Exercise description – Your answer should be the line that contains "Parse this screenshot: output" and each line after it, restated word for word through the final line of the entries.

Recorded information –
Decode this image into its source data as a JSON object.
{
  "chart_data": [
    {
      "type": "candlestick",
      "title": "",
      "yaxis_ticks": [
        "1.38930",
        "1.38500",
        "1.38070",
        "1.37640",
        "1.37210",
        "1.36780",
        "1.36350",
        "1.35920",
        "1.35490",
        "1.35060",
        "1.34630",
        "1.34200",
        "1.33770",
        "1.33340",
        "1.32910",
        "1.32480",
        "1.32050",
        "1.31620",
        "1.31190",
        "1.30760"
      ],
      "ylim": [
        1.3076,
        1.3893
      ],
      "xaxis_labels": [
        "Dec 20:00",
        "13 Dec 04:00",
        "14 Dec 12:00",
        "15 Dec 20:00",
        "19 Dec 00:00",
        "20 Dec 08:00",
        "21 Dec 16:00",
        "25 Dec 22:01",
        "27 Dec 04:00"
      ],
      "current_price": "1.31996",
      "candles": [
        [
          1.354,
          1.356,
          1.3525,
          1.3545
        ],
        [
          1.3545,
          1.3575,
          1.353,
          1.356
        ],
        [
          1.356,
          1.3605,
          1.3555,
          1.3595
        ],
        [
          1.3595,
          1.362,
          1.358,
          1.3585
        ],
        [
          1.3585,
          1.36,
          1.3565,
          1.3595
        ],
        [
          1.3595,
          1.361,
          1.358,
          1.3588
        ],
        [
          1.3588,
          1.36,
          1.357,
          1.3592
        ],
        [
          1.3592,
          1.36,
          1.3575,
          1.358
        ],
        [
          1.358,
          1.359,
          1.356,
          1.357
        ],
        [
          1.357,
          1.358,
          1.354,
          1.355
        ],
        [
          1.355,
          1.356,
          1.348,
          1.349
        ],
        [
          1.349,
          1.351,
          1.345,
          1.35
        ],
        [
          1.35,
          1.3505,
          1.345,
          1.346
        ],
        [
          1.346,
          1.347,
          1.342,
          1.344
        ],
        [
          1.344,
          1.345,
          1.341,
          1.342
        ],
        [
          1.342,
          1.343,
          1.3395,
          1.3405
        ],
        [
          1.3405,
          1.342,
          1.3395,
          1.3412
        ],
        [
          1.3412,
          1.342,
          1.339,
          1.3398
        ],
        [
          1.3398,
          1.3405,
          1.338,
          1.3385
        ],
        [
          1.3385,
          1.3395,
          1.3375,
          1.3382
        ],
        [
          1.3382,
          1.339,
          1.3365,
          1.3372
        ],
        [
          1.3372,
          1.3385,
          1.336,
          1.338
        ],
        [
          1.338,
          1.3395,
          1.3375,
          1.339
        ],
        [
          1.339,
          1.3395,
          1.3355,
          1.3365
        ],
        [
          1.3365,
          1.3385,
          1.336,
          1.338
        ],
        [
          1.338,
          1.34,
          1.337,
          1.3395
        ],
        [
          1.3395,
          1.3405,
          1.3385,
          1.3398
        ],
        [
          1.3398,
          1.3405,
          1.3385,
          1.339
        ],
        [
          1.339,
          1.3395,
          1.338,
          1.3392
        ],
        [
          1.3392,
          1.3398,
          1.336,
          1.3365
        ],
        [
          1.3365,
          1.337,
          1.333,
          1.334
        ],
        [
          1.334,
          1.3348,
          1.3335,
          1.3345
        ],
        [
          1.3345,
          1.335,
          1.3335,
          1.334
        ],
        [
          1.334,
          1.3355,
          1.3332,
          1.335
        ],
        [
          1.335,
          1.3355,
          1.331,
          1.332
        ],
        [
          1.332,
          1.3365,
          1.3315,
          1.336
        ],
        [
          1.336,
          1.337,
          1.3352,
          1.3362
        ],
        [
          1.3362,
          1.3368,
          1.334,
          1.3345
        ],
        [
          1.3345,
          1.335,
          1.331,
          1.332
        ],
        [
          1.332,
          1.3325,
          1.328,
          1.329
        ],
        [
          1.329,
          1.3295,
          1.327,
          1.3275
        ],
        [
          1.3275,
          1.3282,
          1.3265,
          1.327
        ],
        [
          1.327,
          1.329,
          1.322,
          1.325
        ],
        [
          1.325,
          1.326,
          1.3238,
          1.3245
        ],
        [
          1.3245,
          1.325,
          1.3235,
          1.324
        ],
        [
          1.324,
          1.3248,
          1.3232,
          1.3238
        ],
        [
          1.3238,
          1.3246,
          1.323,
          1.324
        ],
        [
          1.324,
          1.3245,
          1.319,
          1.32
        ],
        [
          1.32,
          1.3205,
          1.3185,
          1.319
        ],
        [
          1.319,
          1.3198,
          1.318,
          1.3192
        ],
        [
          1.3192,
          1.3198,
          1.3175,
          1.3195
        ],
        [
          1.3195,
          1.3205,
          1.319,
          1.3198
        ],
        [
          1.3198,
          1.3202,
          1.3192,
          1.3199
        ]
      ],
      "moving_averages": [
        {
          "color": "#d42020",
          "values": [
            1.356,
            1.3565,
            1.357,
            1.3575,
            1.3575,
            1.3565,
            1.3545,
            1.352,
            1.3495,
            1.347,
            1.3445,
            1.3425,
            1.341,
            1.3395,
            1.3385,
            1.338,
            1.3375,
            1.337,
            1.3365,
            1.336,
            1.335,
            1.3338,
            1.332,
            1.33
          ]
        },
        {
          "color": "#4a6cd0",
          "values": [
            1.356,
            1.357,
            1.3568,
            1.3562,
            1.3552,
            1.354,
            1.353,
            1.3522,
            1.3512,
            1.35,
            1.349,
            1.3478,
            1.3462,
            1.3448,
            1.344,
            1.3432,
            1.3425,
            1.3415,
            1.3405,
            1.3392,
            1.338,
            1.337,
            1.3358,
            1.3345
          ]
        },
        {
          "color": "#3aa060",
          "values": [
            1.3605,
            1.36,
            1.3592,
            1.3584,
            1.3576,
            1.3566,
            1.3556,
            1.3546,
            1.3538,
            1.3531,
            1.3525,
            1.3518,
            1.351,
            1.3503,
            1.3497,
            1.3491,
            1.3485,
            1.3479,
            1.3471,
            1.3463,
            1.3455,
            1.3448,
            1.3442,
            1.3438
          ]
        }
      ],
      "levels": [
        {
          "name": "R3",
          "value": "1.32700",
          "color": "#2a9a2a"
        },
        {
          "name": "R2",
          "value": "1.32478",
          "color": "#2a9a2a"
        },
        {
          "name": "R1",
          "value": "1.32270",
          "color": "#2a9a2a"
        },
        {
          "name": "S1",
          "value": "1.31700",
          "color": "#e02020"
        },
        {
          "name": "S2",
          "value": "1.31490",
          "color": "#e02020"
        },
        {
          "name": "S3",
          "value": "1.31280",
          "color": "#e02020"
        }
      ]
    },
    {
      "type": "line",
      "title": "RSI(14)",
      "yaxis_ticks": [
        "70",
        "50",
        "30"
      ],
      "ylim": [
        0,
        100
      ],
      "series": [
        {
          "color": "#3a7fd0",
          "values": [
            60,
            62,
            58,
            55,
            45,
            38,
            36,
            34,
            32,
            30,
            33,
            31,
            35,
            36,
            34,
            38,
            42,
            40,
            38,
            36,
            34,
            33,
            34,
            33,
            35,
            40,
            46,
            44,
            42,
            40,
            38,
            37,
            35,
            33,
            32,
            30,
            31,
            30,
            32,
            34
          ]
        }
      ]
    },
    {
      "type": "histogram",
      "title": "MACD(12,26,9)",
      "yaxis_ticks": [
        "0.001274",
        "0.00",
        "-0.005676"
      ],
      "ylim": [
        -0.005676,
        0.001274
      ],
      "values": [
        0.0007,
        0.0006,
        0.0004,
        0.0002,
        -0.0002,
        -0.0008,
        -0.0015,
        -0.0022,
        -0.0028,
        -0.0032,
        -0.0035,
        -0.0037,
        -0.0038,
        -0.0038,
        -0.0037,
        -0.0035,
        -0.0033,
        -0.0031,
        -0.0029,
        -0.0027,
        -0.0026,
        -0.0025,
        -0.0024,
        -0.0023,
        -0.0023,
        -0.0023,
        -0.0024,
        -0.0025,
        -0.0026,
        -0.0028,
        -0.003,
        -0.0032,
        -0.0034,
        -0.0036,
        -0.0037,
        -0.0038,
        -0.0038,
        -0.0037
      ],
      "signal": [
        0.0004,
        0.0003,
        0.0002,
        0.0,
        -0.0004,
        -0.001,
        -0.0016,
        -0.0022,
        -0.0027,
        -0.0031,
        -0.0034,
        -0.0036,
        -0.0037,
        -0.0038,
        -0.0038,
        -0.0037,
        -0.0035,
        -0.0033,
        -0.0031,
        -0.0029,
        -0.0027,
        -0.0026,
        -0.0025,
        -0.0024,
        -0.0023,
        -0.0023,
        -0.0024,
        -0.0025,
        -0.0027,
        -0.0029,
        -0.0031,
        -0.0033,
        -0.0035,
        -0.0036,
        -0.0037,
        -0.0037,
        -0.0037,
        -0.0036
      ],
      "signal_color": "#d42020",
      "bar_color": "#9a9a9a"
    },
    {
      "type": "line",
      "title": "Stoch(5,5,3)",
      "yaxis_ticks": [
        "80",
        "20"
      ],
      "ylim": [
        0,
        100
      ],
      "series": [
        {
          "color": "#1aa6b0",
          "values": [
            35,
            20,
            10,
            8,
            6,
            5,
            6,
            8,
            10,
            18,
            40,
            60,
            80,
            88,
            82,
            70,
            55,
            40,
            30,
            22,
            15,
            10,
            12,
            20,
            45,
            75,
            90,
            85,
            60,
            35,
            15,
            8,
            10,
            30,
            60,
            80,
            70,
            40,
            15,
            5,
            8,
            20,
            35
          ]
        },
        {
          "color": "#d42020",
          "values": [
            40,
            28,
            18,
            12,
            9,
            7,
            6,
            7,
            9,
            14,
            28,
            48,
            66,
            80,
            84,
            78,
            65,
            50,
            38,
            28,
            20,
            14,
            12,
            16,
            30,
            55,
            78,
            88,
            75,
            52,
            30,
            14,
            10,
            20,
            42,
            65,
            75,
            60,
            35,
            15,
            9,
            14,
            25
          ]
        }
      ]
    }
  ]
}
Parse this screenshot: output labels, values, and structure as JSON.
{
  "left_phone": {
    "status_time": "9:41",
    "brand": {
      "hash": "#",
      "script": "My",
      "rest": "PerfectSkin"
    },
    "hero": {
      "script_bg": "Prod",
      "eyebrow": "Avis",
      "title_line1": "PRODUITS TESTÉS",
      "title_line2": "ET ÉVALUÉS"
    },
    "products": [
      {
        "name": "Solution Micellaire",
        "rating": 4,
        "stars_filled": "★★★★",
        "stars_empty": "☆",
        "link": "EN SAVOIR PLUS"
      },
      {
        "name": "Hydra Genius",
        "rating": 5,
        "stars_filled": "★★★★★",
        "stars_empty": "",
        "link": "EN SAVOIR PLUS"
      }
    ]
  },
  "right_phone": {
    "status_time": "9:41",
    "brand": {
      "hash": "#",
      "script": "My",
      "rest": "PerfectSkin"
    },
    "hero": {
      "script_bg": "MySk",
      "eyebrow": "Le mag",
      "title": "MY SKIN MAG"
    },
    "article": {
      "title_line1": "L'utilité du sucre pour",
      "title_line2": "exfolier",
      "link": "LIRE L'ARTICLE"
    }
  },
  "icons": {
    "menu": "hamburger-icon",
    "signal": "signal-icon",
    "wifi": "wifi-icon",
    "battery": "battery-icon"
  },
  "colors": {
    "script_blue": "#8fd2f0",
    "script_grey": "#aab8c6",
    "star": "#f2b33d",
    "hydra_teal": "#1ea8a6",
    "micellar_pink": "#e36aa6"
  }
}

Answer to the problem –
Parse this screenshot: output labels, values, and structure as JSON.
{
  "left_phone": {
    "status_time": "9:41",
    "brand": {
      "hash": "#",
      "script": "My",
      "rest": "PerfectSkin"
    },
    "hero": {
      "script_bg": "Prod",
      "eyebrow": "Avis",
      "title_line1": "PRODUITS TESTÉS",
      "title_line2": "ET ÉVALUÉS"
    },
    "products": [
      {
        "name": "Solution Micellaire",
        "rating": 4,
        "stars_filled": "★★★★",
        "stars_empty": "☆",
        "link": "EN SAVOIR PLUS"
      },
      {
        "name": "Hydra Genius",
        "rating": 5,
        "stars_filled": "★★★★★",
        "stars_empty": "",
        "link": "EN SAVOIR PLUS"
      }
    ]
  },
  "right_phone": {
    "status_time": "9:41",
    "brand": {
      "hash": "#",
      "script": "My",
      "rest": "PerfectSkin"
    },
    "hero": {
      "script_bg": "MySk",
      "eyebrow": "Le mag",
      "title": "MY SKIN MAG"
    },
    "article": {
      "title_line1": "L'utilité du sucre pour",
      "title_line2": "exfolier",
      "link": "LIRE L'ARTICLE"
    }
  },
  "icons": {
    "menu": "hamburger-icon",
    "signal": "signal-icon",
    "wifi": "wifi-icon",
    "battery": "battery-icon"
  },
  "colors": {
    "script_blue": "#8fd2f0",
    "script_grey": "#aab8c6",
    "star": "#f2b33d",
    "hydra_teal": "#1ea8a6",
    "micellar_pink": "#e36aa6"
  }
}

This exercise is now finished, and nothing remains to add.